What you will do: Return all lines from the entries below in which the word "adalah" is present.

Exercise data:
========================
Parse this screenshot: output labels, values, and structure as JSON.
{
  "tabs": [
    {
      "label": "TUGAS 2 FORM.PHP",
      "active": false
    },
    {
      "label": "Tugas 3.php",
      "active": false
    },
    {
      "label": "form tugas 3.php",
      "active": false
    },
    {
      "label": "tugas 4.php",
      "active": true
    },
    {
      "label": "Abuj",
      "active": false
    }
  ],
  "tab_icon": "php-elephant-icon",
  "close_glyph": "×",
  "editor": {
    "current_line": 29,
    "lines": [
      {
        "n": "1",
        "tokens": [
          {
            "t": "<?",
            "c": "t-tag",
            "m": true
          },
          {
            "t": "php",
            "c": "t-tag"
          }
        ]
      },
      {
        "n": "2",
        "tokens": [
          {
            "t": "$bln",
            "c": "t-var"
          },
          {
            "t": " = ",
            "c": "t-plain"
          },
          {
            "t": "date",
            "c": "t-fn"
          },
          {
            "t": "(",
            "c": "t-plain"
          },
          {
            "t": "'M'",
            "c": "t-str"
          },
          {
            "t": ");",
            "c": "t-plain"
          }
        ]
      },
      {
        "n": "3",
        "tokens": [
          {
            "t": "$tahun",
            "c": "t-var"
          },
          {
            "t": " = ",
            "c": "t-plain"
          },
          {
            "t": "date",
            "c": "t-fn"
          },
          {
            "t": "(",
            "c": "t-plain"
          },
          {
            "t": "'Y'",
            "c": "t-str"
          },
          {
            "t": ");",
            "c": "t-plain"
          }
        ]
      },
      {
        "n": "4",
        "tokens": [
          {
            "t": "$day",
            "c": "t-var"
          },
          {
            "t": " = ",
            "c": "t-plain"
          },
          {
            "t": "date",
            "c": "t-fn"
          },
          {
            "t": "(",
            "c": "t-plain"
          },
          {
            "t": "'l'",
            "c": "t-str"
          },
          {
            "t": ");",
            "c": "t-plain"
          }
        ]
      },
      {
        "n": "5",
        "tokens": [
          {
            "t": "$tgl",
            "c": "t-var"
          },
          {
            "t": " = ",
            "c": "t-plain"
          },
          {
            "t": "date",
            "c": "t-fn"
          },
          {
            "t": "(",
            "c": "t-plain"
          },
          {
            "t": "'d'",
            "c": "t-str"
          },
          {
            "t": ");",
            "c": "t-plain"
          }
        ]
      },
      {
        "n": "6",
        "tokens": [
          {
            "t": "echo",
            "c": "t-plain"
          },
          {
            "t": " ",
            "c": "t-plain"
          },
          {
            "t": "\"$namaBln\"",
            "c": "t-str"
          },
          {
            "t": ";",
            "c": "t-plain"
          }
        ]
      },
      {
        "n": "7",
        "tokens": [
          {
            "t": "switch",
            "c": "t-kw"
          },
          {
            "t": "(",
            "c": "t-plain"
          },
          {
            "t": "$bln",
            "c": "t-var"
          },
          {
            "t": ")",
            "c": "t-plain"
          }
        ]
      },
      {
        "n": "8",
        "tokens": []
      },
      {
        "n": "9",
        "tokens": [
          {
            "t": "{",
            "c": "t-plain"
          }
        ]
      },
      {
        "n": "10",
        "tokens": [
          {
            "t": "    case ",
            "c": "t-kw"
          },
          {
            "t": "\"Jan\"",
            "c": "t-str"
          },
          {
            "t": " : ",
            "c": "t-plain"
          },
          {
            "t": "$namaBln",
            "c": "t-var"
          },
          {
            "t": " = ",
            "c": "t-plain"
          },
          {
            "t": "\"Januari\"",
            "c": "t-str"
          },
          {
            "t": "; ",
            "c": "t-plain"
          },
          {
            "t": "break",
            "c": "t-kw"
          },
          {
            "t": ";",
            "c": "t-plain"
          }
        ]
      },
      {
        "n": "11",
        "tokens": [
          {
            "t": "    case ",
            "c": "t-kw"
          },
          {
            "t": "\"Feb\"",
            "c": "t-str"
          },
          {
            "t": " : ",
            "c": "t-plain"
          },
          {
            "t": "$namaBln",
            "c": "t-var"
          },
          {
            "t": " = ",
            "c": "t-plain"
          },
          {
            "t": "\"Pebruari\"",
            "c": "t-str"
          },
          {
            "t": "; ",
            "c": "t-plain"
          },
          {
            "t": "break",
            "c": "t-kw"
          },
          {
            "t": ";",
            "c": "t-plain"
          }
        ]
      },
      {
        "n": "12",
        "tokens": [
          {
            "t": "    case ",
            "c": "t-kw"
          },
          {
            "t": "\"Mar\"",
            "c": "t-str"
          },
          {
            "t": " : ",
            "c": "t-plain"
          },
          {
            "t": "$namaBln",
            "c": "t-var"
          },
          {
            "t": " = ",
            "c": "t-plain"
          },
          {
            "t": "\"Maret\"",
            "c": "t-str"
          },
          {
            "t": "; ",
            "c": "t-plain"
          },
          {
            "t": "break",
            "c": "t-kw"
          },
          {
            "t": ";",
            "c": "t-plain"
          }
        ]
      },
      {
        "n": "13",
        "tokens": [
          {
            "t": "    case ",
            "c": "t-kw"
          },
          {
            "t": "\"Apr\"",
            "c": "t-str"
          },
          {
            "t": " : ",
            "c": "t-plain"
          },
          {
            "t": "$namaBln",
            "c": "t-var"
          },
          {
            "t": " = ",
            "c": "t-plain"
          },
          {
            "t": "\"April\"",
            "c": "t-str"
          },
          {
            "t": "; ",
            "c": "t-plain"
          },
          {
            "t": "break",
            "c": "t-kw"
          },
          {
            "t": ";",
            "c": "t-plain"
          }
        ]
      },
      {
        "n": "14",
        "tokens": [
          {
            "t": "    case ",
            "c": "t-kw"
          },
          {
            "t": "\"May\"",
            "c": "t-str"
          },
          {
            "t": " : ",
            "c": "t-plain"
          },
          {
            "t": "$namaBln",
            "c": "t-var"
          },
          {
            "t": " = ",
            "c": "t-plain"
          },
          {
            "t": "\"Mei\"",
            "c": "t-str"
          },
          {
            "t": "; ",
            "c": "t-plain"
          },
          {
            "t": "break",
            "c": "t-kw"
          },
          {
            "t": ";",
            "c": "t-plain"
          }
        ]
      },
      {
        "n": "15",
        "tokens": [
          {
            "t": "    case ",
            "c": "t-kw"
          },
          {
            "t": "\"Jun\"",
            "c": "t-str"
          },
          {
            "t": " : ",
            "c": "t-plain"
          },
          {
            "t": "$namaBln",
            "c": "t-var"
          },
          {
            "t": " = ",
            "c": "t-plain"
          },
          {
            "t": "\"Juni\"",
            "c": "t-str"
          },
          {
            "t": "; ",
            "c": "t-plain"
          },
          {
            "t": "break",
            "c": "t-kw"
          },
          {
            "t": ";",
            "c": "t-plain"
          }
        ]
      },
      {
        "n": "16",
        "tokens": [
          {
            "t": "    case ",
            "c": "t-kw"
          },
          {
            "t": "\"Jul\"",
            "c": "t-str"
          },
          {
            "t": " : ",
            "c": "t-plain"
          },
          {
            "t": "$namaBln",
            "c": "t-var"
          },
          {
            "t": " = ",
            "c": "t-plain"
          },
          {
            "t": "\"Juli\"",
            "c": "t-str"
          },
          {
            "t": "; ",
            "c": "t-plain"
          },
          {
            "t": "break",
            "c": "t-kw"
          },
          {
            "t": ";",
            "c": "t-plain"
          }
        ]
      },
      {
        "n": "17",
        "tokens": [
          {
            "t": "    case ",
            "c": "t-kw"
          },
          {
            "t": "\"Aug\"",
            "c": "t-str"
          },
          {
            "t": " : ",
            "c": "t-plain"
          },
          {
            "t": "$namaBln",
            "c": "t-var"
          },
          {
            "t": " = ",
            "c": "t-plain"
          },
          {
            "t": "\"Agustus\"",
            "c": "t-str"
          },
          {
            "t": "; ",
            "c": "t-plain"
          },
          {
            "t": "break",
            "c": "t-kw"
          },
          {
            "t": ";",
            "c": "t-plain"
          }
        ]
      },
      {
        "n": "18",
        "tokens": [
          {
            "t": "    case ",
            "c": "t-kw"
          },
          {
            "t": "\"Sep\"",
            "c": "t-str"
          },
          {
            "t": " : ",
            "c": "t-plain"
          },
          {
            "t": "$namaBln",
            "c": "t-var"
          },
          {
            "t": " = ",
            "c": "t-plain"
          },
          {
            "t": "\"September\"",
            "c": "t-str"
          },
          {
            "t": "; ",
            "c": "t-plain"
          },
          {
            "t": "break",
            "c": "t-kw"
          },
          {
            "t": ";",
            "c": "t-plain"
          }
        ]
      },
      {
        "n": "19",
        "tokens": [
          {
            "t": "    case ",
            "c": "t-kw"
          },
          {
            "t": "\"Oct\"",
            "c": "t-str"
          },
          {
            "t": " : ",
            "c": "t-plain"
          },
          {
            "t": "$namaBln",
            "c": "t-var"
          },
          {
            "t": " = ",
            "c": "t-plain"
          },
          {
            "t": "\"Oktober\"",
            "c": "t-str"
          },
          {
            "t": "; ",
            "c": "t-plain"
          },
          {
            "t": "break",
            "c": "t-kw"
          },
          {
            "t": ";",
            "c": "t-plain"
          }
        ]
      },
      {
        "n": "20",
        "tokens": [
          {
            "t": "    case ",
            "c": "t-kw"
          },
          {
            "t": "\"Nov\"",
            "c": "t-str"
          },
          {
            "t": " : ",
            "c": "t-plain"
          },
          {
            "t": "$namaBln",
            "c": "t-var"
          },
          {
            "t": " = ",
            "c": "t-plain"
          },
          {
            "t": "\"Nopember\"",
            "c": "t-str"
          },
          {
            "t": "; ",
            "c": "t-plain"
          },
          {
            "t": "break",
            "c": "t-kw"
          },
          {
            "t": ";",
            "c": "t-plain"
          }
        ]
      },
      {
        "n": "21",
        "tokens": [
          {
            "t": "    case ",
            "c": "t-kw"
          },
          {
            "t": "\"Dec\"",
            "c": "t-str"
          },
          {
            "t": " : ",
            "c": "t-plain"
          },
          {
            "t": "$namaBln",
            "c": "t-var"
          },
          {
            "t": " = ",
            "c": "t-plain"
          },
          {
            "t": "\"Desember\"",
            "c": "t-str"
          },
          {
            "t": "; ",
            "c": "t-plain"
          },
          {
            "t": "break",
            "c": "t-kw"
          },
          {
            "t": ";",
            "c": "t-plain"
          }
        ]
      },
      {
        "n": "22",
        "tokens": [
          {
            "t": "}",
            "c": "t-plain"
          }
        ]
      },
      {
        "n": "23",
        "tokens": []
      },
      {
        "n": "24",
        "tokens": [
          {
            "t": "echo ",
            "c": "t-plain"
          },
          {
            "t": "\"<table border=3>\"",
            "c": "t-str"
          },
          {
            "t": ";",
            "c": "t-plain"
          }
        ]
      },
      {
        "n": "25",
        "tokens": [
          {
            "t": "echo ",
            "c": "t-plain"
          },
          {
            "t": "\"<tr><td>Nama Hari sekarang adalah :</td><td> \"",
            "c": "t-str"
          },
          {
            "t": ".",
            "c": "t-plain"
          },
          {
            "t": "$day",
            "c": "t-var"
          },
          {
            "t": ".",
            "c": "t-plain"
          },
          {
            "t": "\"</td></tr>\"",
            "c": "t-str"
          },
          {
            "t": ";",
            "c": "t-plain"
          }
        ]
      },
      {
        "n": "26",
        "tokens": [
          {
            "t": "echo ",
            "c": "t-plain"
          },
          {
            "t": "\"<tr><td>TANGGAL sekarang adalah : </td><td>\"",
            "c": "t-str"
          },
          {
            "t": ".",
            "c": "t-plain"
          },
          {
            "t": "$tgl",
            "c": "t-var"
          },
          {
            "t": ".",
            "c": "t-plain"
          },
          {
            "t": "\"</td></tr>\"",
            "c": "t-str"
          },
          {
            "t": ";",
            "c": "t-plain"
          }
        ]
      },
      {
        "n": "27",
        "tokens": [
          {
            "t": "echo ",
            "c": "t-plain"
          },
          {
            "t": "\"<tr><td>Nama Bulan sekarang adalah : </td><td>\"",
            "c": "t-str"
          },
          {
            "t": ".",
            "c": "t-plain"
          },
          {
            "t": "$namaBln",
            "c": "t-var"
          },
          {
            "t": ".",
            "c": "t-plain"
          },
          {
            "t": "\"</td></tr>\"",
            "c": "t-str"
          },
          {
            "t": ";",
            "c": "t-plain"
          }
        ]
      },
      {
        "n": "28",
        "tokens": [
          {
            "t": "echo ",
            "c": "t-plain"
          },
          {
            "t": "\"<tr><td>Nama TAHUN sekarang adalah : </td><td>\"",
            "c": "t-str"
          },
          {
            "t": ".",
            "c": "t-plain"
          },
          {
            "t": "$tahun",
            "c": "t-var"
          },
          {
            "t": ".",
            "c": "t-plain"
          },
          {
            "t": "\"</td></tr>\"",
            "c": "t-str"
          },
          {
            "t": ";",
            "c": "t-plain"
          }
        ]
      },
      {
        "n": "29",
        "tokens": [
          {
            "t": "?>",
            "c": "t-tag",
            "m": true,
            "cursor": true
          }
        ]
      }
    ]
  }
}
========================
Reply to the task:
            "t": "\"<tr><td>Nama Hari sekarang adalah :</td><td> \"",
            "t": "\"<tr><td>TANGGAL sekarang adalah : </td><td>\"",
            "t": "\"<tr><td>Nama Bulan sekarang adalah : </td><td>\"",
            "t": "\"<tr><td>Nama TAHUN sekarang adalah : </td><td>\"",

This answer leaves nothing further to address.